Congress is considering an alternative inflation measure as part of its deficit reduction initiatives.
The alternative inflation measure is known as the chained consumer price index or chained CPI. The chained CPI includes an adjustment mechanism that presumably accounts for consumers switching to substitute goods and services when a similar category of goods or services experiences rapid price increases.
The overall result of this adjustment for substitutes is a price index that that increases at a slower pace than other price indexes such as the CPI-W or CPI-U.
Analysts estimate that deficit reduction totals and potential government “savings” could reach as much as $500 billion over the course of a decade.
Critics argue that any deficit reduction results produced by adoption of the chained CPI would be largely at the expense of retirees.
The basis for this criticism is the relationship between a consumer price index and cost of living adjustments (“COLA”).

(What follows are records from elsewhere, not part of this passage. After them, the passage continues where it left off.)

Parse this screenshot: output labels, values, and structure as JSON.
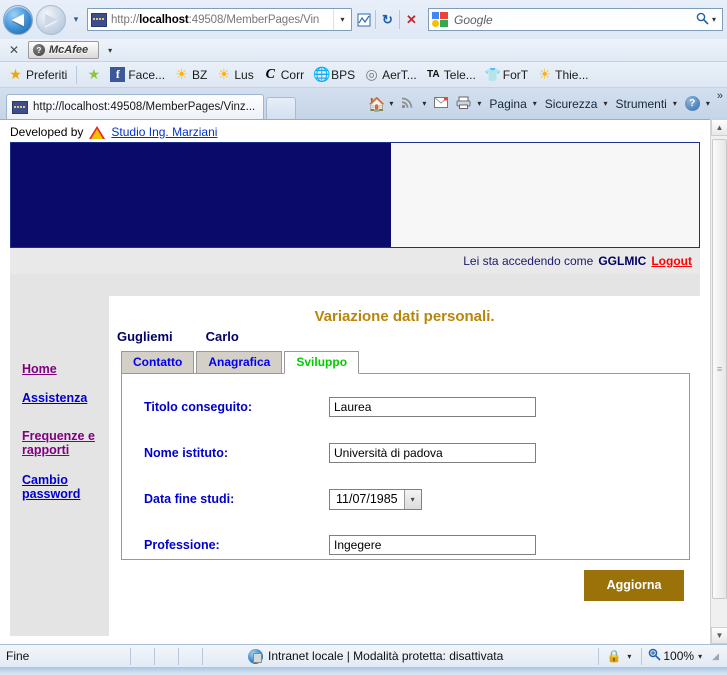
{
  "browser": {
    "nav": {
      "back_label": "◀",
      "forward_label": "▶",
      "recent_pages_label": "▾"
    },
    "address_bar": {
      "url_prefix": "http://",
      "url_host": "localhost",
      "url_rest": ":49508/MemberPages/Vin",
      "dropdown_label": "▾",
      "favicon_name": "site-favicon"
    },
    "toolbar_buttons": {
      "compatibility_label": "⧉",
      "refresh_label": "↻",
      "stop_label": "✕"
    },
    "search": {
      "provider": "Google",
      "placeholder": "Google",
      "go_label": "🔍",
      "dropdown_label": "▾"
    },
    "mcafee_bar": {
      "close_label": "✕",
      "badge_label": "?",
      "name": "McAfee",
      "dropdown_label": "▾"
    },
    "favorites_bar": {
      "favorites_label": "Preferiti",
      "add_label": "",
      "items": [
        {
          "label": "Face...",
          "icon": "facebook-icon"
        },
        {
          "label": "BZ",
          "icon": "sun-icon"
        },
        {
          "label": "Lus",
          "icon": "sun-icon"
        },
        {
          "label": "Corr",
          "icon": "corriere-icon"
        },
        {
          "label": "BPS",
          "icon": "globe-icon"
        },
        {
          "label": "AerT...",
          "icon": "ring-icon"
        },
        {
          "label": "Tele...",
          "icon": "ta-icon"
        },
        {
          "label": "ForT",
          "icon": "shirt-icon"
        },
        {
          "label": "Thie...",
          "icon": "sun-icon"
        }
      ]
    },
    "tab": {
      "title": "http://localhost:49508/MemberPages/Vinz...",
      "new_tab_label": ""
    },
    "command_bar": {
      "home_label": "",
      "feeds_label": "",
      "mail_label": "",
      "print_label": "",
      "page_label": "Pagina",
      "security_label": "Sicurezza",
      "tools_label": "Strumenti",
      "help_label": "?",
      "overflow_label": "»",
      "caret": "▾"
    }
  },
  "page": {
    "developed_by": {
      "prefix": "Developed by",
      "link": "Studio Ing. Marziani"
    },
    "login_bar": {
      "text": "Lei sta accedendo come",
      "username": "GGLMIC",
      "logout_label": "Logout"
    },
    "sidebar": {
      "items": [
        {
          "label": "Home",
          "state": "visited"
        },
        {
          "label": "Assistenza",
          "state": "unvisited"
        },
        {
          "label": "Frequenze e rapporti",
          "state": "visited"
        },
        {
          "label": "Cambio password",
          "state": "unvisited"
        }
      ]
    },
    "main": {
      "title": "Variazione dati personali.",
      "person": {
        "surname": "Gugliemi",
        "name": "Carlo"
      },
      "tabs": [
        {
          "label": "Contatto",
          "active": false
        },
        {
          "label": "Anagrafica",
          "active": false
        },
        {
          "label": "Sviluppo",
          "active": true
        }
      ],
      "fields": [
        {
          "label": "Titolo conseguito:",
          "value": "Laurea",
          "type": "text"
        },
        {
          "label": "Nome istituto:",
          "value": "Università di padova",
          "type": "text"
        },
        {
          "label": "Data fine studi:",
          "value": "11/07/1985",
          "type": "select"
        },
        {
          "label": "Professione:",
          "value": "Ingegere",
          "type": "text"
        }
      ],
      "submit_label": "Aggiorna"
    },
    "scrollbar": {
      "up_label": "▲",
      "down_label": "▼",
      "grip_label": "≡"
    }
  },
  "status_bar": {
    "status_text": "Fine",
    "zone_text": "Intranet locale | Modalità protetta: disattivata",
    "zoom_level": "100%",
    "caret": "▾"
  },
  "colors": {
    "banner_navy": "#0a0a6b",
    "title_gold": "#b8860b",
    "button_gold": "#9a7209",
    "active_tab_green": "#00cc00",
    "tab_blue": "#0000ee",
    "label_blue": "#0000cc",
    "logout_red": "#ff0000",
    "visited_purple": "#800080"
  }
}
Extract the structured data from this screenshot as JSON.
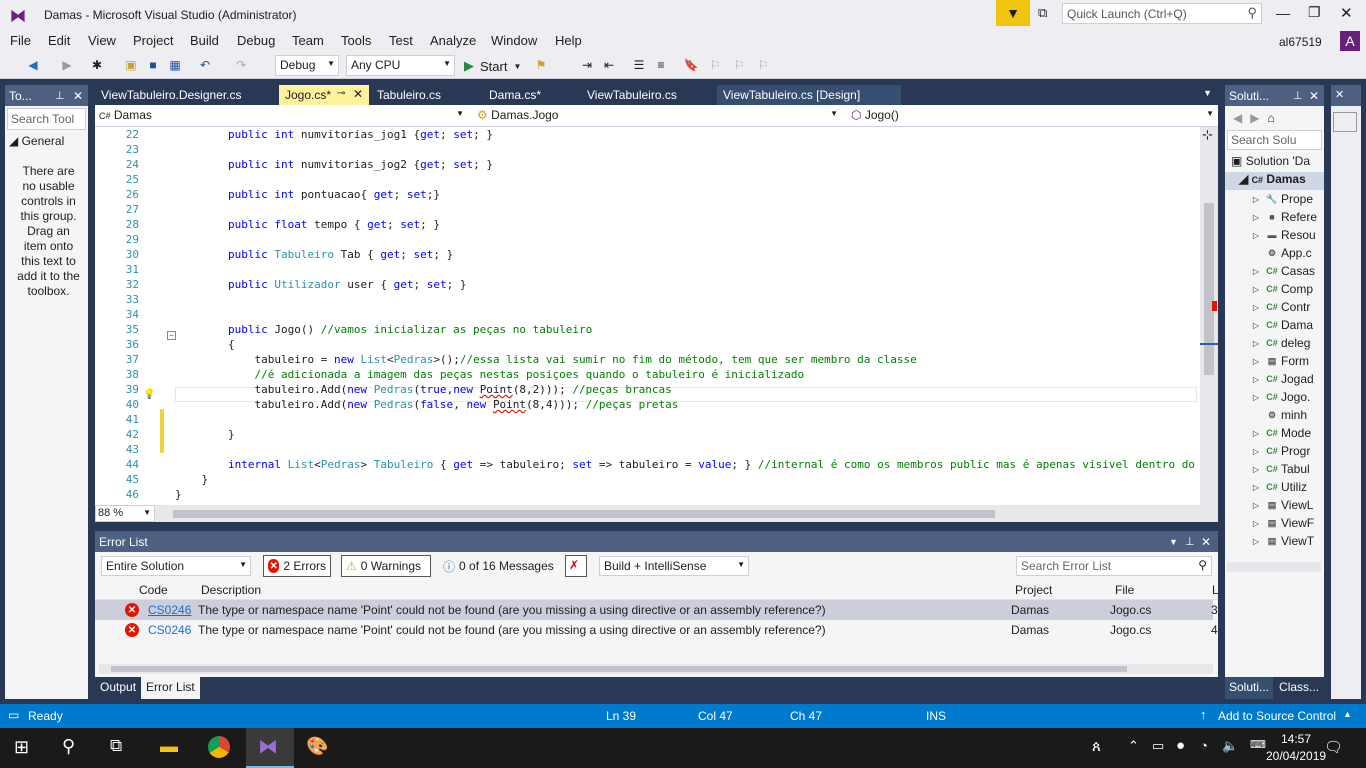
{
  "window": {
    "title": "Damas - Microsoft Visual Studio  (Administrator)",
    "quick_launch_placeholder": "Quick Launch (Ctrl+Q)",
    "user": "al67519",
    "avatar_letter": "A"
  },
  "menu": [
    "File",
    "Edit",
    "View",
    "Project",
    "Build",
    "Debug",
    "Team",
    "Tools",
    "Test",
    "Analyze",
    "Window",
    "Help"
  ],
  "toolbar": {
    "config": "Debug",
    "platform": "Any CPU",
    "start_label": "Start"
  },
  "toolbox": {
    "title": "To...",
    "search_placeholder": "Search Tool",
    "group": "General",
    "empty_text": "There are no usable controls in this group. Drag an item onto this text to add it to the toolbox."
  },
  "editor": {
    "tabs": [
      {
        "label": "ViewTabuleiro.Designer.cs",
        "active": false
      },
      {
        "label": "Jogo.cs*",
        "active": true
      },
      {
        "label": "Tabuleiro.cs",
        "active": false
      },
      {
        "label": "Dama.cs*",
        "active": false
      },
      {
        "label": "ViewTabuleiro.cs",
        "active": false
      },
      {
        "label": "ViewTabuleiro.cs [Design]",
        "active": false
      }
    ],
    "nav_project": "Damas",
    "nav_class": "Damas.Jogo",
    "nav_member": "Jogo()",
    "zoom": "88 %",
    "line_numbers": [
      "22",
      "23",
      "24",
      "25",
      "26",
      "27",
      "28",
      "29",
      "30",
      "31",
      "32",
      "33",
      "34",
      "35",
      "36",
      "37",
      "38",
      "39",
      "40",
      "41",
      "42",
      "43",
      "44",
      "45",
      "46"
    ],
    "lines": [
      "        public int numvitorias_jog1 {get; set; }",
      "",
      "        public int numvitorias_jog2 {get; set; }",
      "",
      "        public int pontuacao{ get; set;}",
      "",
      "        public float tempo { get; set; }",
      "",
      "        public Tabuleiro Tab { get; set; }",
      "",
      "        public Utilizador user { get; set; }",
      "",
      "",
      "        public Jogo() //vamos inicializar as peças no tabuleiro",
      "        {",
      "            tabuleiro = new List<Pedras>();//essa lista vai sumir no fim do método, tem que ser membro da classe",
      "            //é adicionada a imagem das peças nestas posiçoes quando o tabuleiro é inicializado",
      "            tabuleiro.Add(new Pedras(true,new Point(8,2))); //peças brancas",
      "            tabuleiro.Add(new Pedras(false, new Point(8,4))); //peças pretas",
      "",
      "        }",
      "",
      "        internal List<Pedras> Tabuleiro { get => tabuleiro; set => tabuleiro = value; } //internal é como os membros public mas é apenas visivel dentro do modulo c",
      "    }",
      "}"
    ]
  },
  "solution": {
    "title": "Soluti...",
    "search_placeholder": "Search Solu",
    "root": "Solution 'Da",
    "project": "Damas",
    "items": [
      "Prope",
      "Refere",
      "Resou",
      "App.c",
      "Casas",
      "Comp",
      "Contr",
      "Dama",
      "deleg",
      "Form",
      "Jogad",
      "Jogo.",
      "minh",
      "Mode",
      "Progr",
      "Tabul",
      "Utiliz",
      "ViewL",
      "ViewF",
      "ViewT"
    ],
    "bottom_tabs": [
      "Soluti...",
      "Class..."
    ]
  },
  "error_list": {
    "title": "Error List",
    "scope": "Entire Solution",
    "errors_label": "2 Errors",
    "warnings_label": "0 Warnings",
    "messages_label": "0 of 16 Messages",
    "build_filter": "Build + IntelliSense",
    "search_placeholder": "Search Error List",
    "columns": [
      "Code",
      "Description",
      "Project",
      "File",
      "L"
    ],
    "rows": [
      {
        "code": "CS0246",
        "description": "The type or namespace name 'Point' could not be found (are you missing a using directive or an assembly reference?)",
        "project": "Damas",
        "file": "Jogo.cs",
        "line": "3"
      },
      {
        "code": "CS0246",
        "description": "The type or namespace name 'Point' could not be found (are you missing a using directive or an assembly reference?)",
        "project": "Damas",
        "file": "Jogo.cs",
        "line": "4"
      }
    ],
    "bottom_tabs": [
      "Output",
      "Error List"
    ]
  },
  "status": {
    "ready": "Ready",
    "ln": "Ln 39",
    "col": "Col 47",
    "ch": "Ch 47",
    "ins": "INS",
    "source_control": "Add to Source Control"
  },
  "taskbar": {
    "time": "14:57",
    "date": "20/04/2019"
  }
}
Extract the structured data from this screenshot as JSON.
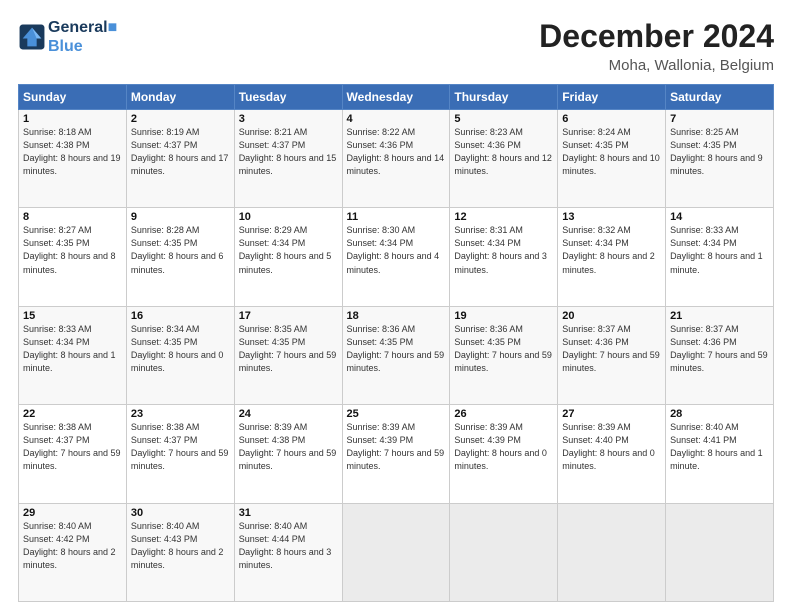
{
  "header": {
    "logo_line1": "General",
    "logo_line2": "Blue",
    "title": "December 2024",
    "subtitle": "Moha, Wallonia, Belgium"
  },
  "days_of_week": [
    "Sunday",
    "Monday",
    "Tuesday",
    "Wednesday",
    "Thursday",
    "Friday",
    "Saturday"
  ],
  "weeks": [
    [
      {
        "day": "1",
        "sunrise": "8:18 AM",
        "sunset": "4:38 PM",
        "daylight": "8 hours and 19 minutes."
      },
      {
        "day": "2",
        "sunrise": "8:19 AM",
        "sunset": "4:37 PM",
        "daylight": "8 hours and 17 minutes."
      },
      {
        "day": "3",
        "sunrise": "8:21 AM",
        "sunset": "4:37 PM",
        "daylight": "8 hours and 15 minutes."
      },
      {
        "day": "4",
        "sunrise": "8:22 AM",
        "sunset": "4:36 PM",
        "daylight": "8 hours and 14 minutes."
      },
      {
        "day": "5",
        "sunrise": "8:23 AM",
        "sunset": "4:36 PM",
        "daylight": "8 hours and 12 minutes."
      },
      {
        "day": "6",
        "sunrise": "8:24 AM",
        "sunset": "4:35 PM",
        "daylight": "8 hours and 10 minutes."
      },
      {
        "day": "7",
        "sunrise": "8:25 AM",
        "sunset": "4:35 PM",
        "daylight": "8 hours and 9 minutes."
      }
    ],
    [
      {
        "day": "8",
        "sunrise": "8:27 AM",
        "sunset": "4:35 PM",
        "daylight": "8 hours and 8 minutes."
      },
      {
        "day": "9",
        "sunrise": "8:28 AM",
        "sunset": "4:35 PM",
        "daylight": "8 hours and 6 minutes."
      },
      {
        "day": "10",
        "sunrise": "8:29 AM",
        "sunset": "4:34 PM",
        "daylight": "8 hours and 5 minutes."
      },
      {
        "day": "11",
        "sunrise": "8:30 AM",
        "sunset": "4:34 PM",
        "daylight": "8 hours and 4 minutes."
      },
      {
        "day": "12",
        "sunrise": "8:31 AM",
        "sunset": "4:34 PM",
        "daylight": "8 hours and 3 minutes."
      },
      {
        "day": "13",
        "sunrise": "8:32 AM",
        "sunset": "4:34 PM",
        "daylight": "8 hours and 2 minutes."
      },
      {
        "day": "14",
        "sunrise": "8:33 AM",
        "sunset": "4:34 PM",
        "daylight": "8 hours and 1 minute."
      }
    ],
    [
      {
        "day": "15",
        "sunrise": "8:33 AM",
        "sunset": "4:34 PM",
        "daylight": "8 hours and 1 minute."
      },
      {
        "day": "16",
        "sunrise": "8:34 AM",
        "sunset": "4:35 PM",
        "daylight": "8 hours and 0 minutes."
      },
      {
        "day": "17",
        "sunrise": "8:35 AM",
        "sunset": "4:35 PM",
        "daylight": "7 hours and 59 minutes."
      },
      {
        "day": "18",
        "sunrise": "8:36 AM",
        "sunset": "4:35 PM",
        "daylight": "7 hours and 59 minutes."
      },
      {
        "day": "19",
        "sunrise": "8:36 AM",
        "sunset": "4:35 PM",
        "daylight": "7 hours and 59 minutes."
      },
      {
        "day": "20",
        "sunrise": "8:37 AM",
        "sunset": "4:36 PM",
        "daylight": "7 hours and 59 minutes."
      },
      {
        "day": "21",
        "sunrise": "8:37 AM",
        "sunset": "4:36 PM",
        "daylight": "7 hours and 59 minutes."
      }
    ],
    [
      {
        "day": "22",
        "sunrise": "8:38 AM",
        "sunset": "4:37 PM",
        "daylight": "7 hours and 59 minutes."
      },
      {
        "day": "23",
        "sunrise": "8:38 AM",
        "sunset": "4:37 PM",
        "daylight": "7 hours and 59 minutes."
      },
      {
        "day": "24",
        "sunrise": "8:39 AM",
        "sunset": "4:38 PM",
        "daylight": "7 hours and 59 minutes."
      },
      {
        "day": "25",
        "sunrise": "8:39 AM",
        "sunset": "4:39 PM",
        "daylight": "7 hours and 59 minutes."
      },
      {
        "day": "26",
        "sunrise": "8:39 AM",
        "sunset": "4:39 PM",
        "daylight": "8 hours and 0 minutes."
      },
      {
        "day": "27",
        "sunrise": "8:39 AM",
        "sunset": "4:40 PM",
        "daylight": "8 hours and 0 minutes."
      },
      {
        "day": "28",
        "sunrise": "8:40 AM",
        "sunset": "4:41 PM",
        "daylight": "8 hours and 1 minute."
      }
    ],
    [
      {
        "day": "29",
        "sunrise": "8:40 AM",
        "sunset": "4:42 PM",
        "daylight": "8 hours and 2 minutes."
      },
      {
        "day": "30",
        "sunrise": "8:40 AM",
        "sunset": "4:43 PM",
        "daylight": "8 hours and 2 minutes."
      },
      {
        "day": "31",
        "sunrise": "8:40 AM",
        "sunset": "4:44 PM",
        "daylight": "8 hours and 3 minutes."
      },
      null,
      null,
      null,
      null
    ]
  ],
  "labels": {
    "sunrise": "Sunrise:",
    "sunset": "Sunset:",
    "daylight": "Daylight:"
  }
}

Entitlement programs such as Social Security and are indexed to inflation. In other words, the payments that beneficiaries receive from Social Security increase when inflation increases.
Currently, the Social Security cost of living adjustments are pegged to the CPI-W.
It could be argued that retirees are short-changed by this current arrangement with the CPI-W, since there are alternative indexes such as the CPI-E that provide an inflation gauge more relevant to the elderly.
The chained CPI is actually a step in the opposite direction, as the inflation measure and therefore cost of living increases would actually be one quarter of one percent per year less than the CPI-W.